While this vision for Newcastle thankfully never came to pass, there is one element to the plan that is today as topical as it is contentious, the abolition of the railway line into Newcastle central . In recent years this issue has become a planning impasse with the current GPT backed redevelopment of the CBD stalled as the State Government undertakes a transport study for the area. The results of the study are due in June 2010. A virtual tour of the new future Newcastle is viewable here.
What is the place of youth in politics? Some Newcastle Young Liberals have their say.
On Tuesday June 25 1968, under the stern sounding headline; EMPHASIS ON YOUTH, the Newcastle Herald published the perfectly rational (if somewhat meaningless) views of the local Young Liberals regarding youth and politics. Meanwhile on the opposite page youth courted irrationality and came off second best. Seven in Court on drug charges the weighty headline proclaimed. The report started: Seven young people appeared in Newcastle Court yesterday on drug charges following police raids on the week-end. Unfortunately there were no images of the convicted “marihuana” smokers published nor their opinions on how they saw their role in the political process.
Click on the thumbnails above to reactivate the empasis on youth.
A series of Polaroid photographs taken on level 2 of the partially derelict Hunter St building that once housed the long defunct department store known simply as “The Store”. A ubiquitous presence in the newspaper advertisements of 1968, The Store ceased trading in 1983. The massive building was radically remodeled sometime thereafter to house a number of smaller shops and a food court. Today, the building is largely empty with whole floors abandoned. A sports-shoe warehouse (3rd floor) and a computer shop (1st floor) were the only operating businesses when I visited.

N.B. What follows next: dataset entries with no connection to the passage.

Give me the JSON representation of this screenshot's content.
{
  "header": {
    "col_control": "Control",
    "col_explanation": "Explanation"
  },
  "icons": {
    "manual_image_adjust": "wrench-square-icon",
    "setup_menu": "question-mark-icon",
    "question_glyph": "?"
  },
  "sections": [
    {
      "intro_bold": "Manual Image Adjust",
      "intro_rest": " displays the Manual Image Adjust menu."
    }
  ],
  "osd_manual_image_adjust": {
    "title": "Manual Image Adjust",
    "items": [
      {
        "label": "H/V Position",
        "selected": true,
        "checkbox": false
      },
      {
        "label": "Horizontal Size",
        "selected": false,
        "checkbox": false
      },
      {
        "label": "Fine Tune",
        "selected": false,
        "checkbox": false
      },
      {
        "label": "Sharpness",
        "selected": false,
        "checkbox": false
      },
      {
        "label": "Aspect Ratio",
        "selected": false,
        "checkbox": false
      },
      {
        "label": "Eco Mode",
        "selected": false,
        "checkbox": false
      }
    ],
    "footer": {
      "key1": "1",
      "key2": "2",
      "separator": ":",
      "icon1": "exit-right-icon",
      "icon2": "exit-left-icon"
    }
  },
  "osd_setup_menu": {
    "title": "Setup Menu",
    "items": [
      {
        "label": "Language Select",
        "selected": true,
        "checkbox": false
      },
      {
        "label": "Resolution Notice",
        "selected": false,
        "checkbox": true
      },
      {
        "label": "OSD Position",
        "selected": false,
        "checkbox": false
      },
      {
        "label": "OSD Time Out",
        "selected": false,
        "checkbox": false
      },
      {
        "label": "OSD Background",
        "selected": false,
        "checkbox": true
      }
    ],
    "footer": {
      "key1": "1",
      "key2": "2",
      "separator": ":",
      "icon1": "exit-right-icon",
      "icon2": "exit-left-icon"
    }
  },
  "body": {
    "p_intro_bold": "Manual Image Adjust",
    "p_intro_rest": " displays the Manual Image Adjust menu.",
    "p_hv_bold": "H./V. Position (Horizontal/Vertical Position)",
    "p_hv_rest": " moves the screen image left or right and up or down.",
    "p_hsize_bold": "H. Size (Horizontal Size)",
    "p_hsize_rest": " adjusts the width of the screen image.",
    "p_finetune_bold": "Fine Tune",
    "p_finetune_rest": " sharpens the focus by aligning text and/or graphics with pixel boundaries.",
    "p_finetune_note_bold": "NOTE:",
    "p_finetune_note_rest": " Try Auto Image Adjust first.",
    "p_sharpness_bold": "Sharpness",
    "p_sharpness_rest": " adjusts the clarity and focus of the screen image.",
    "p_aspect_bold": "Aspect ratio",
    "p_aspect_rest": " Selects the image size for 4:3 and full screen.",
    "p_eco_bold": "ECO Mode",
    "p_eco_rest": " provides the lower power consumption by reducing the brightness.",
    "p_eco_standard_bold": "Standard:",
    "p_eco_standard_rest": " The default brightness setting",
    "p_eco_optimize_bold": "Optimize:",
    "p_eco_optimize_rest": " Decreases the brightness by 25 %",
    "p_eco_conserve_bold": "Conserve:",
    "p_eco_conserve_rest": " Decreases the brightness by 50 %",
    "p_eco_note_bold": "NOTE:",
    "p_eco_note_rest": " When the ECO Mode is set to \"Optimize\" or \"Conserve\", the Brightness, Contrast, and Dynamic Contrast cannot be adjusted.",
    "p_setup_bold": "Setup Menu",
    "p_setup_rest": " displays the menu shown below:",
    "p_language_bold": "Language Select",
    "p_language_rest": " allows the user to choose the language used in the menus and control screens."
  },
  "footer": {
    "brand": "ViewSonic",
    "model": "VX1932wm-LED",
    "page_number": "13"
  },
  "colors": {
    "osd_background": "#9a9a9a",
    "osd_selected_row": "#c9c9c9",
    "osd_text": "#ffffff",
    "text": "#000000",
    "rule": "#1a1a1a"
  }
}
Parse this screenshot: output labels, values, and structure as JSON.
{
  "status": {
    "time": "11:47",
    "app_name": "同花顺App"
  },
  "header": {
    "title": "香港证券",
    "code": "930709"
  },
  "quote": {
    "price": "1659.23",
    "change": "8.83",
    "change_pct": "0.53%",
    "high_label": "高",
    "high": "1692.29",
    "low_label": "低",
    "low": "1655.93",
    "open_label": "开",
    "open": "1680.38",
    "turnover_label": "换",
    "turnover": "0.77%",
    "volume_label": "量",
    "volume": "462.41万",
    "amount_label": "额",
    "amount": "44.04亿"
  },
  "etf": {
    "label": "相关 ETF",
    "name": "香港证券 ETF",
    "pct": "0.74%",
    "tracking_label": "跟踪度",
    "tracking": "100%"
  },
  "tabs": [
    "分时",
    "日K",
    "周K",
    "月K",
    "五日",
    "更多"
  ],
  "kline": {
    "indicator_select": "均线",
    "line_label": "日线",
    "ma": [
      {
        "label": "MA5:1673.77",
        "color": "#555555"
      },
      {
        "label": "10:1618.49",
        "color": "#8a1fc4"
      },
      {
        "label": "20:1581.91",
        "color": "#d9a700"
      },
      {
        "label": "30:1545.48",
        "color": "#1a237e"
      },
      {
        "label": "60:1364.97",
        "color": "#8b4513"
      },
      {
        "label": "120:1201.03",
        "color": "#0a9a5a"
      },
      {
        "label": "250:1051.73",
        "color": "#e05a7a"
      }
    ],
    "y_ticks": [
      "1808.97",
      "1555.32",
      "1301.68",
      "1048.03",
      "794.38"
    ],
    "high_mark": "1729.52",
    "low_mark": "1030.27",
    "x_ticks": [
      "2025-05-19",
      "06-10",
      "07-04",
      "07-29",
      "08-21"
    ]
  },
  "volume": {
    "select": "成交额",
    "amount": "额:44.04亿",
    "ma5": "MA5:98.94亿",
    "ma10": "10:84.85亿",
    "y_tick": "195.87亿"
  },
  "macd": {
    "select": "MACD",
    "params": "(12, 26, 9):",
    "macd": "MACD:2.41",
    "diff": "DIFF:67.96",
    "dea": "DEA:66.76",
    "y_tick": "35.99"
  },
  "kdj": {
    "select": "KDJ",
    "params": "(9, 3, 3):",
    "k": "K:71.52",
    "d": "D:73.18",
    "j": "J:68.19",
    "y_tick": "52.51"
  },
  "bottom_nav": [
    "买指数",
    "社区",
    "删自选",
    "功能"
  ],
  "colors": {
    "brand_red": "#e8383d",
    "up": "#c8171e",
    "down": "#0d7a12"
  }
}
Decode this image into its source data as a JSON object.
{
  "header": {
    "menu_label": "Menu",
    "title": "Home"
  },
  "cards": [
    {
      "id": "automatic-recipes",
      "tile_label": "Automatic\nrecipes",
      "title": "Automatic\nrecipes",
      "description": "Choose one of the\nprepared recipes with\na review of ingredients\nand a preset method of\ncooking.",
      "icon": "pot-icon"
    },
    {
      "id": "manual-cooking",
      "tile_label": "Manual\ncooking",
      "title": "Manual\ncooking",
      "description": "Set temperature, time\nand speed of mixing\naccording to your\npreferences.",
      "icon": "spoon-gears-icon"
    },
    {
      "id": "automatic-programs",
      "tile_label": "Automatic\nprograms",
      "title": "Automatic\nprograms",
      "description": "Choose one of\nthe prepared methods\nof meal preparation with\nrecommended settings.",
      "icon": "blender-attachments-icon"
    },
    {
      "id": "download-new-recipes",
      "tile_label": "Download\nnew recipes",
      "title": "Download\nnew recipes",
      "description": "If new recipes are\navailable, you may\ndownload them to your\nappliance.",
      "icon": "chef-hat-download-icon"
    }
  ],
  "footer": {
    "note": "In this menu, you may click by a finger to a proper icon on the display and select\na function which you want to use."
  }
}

While I have been in Newcastle I have spent some time researching in the Local Studies Section of the Newcastle Region Library. In undertaking this research I was specifically interested in gaining an impression of the city in the not too distant past, and in this process, uncovering some of the subsumed history of the place. To this end, I have searched through back issues of the Newcastle Herald (and Miner’s Advocate) looking for small snippets of information that will act as windows into the past and narrative prompts for my project. Unsurprisingly, this form of investigation is a potentially overwhelming task without some historical point of entry or focus. I spent some time deliberating on how to define this “point” and finally decided that I wasn’t particularly interested in retracing an acknowledged defining moment in Newcastle’s recent history (The closure of BHP, the earthquake etc). Rather, I decided that I would choose a point in time that was more famous for what was happening outside of Newcastle, May 1968.
While the eyes of the world were firmly planted on Hanoi, Prague and Paris what was happening in this corner of the world? If May 1968 can be read as a type of cultural degree zero, a point of crisis and questioning, how were the reverberations being felt throughout Australia? Indeed, there is a certain level of willfulness in choosing this point in time to examine the social landscape of Newcastle. But at the same time there is also an inverted logic that appeals to me, what other time could I choose?